Under the terms of reference, the consultant is not authorized to make any commitments on behalf of DRC. All data collected as part of this consultancy belongs to DRC and public dissemination of the data and evaluation products can only be done with the written consent of DRC.
R. Bid submission
Interested teams or consultants should submit their proposals on their own templates and to be submitted within the deadline and as per the instructions, the admin and technical criteria stipulated within the invitation letter.
How to apply
Interested Consultant/s shall contact email@example.com to get the full bidding package.
Bids can be submitted by email to the following dedicated, controlled, & secure email address:
When Bids are emailed the following conditions shall be complied with:

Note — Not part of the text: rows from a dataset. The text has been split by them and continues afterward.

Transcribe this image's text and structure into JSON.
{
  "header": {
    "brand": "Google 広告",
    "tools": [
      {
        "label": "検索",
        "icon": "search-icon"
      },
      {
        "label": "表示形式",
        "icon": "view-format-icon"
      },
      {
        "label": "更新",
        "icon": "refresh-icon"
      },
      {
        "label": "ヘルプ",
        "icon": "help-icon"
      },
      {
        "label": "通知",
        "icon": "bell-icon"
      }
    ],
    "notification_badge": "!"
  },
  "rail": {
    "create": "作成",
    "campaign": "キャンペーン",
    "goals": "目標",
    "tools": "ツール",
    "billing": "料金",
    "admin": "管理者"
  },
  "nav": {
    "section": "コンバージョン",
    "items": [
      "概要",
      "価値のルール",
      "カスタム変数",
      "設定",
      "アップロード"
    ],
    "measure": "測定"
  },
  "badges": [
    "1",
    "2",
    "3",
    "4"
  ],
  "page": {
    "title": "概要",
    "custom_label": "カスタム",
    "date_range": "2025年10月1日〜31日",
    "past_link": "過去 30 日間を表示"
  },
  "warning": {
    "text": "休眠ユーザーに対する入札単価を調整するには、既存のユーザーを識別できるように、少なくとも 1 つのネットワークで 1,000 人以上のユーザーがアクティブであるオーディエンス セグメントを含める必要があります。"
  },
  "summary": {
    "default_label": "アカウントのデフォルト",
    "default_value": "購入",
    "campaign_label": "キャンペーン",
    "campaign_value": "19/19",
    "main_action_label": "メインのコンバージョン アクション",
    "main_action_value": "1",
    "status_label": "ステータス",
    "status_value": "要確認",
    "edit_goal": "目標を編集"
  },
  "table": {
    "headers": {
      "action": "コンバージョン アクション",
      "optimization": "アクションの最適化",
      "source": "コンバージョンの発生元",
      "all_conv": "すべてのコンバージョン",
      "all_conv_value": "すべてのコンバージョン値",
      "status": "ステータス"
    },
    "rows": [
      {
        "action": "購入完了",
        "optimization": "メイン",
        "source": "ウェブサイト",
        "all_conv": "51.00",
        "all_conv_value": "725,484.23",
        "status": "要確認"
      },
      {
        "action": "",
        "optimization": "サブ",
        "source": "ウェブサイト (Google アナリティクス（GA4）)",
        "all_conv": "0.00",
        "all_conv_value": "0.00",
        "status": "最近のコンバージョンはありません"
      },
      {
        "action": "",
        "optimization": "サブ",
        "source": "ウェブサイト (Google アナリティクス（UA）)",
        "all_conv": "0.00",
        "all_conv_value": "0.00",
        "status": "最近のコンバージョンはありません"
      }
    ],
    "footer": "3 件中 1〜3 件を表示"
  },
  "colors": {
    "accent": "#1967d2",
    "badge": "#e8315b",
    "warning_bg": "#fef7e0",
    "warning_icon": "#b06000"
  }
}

· The RFP number shall be inserted in the Subject Heading of the email
· Separate emails shall be used for the ‘Financial Bid’ and ‘Technical Bid’, and the Subject Heading of the email
shall indicate which type the email contains
o The financial proposal shall only contain the financial proposal,
o The technical proposal shall contain all other documents required by the tender, but excluding all pricing information
· Bid documents required, shall be included as an attachment to the email in PDF, JPEG, TIF format, or the same type of files provided as a ZIP file. Documents in MS Word or excel formats, will result in the bid being disqualified.
· Email attachments shall not exceed 4MB; otherwise the bidder shall send his bid in multiple emails.
Failure to comply with the above may disqualify the Bid.**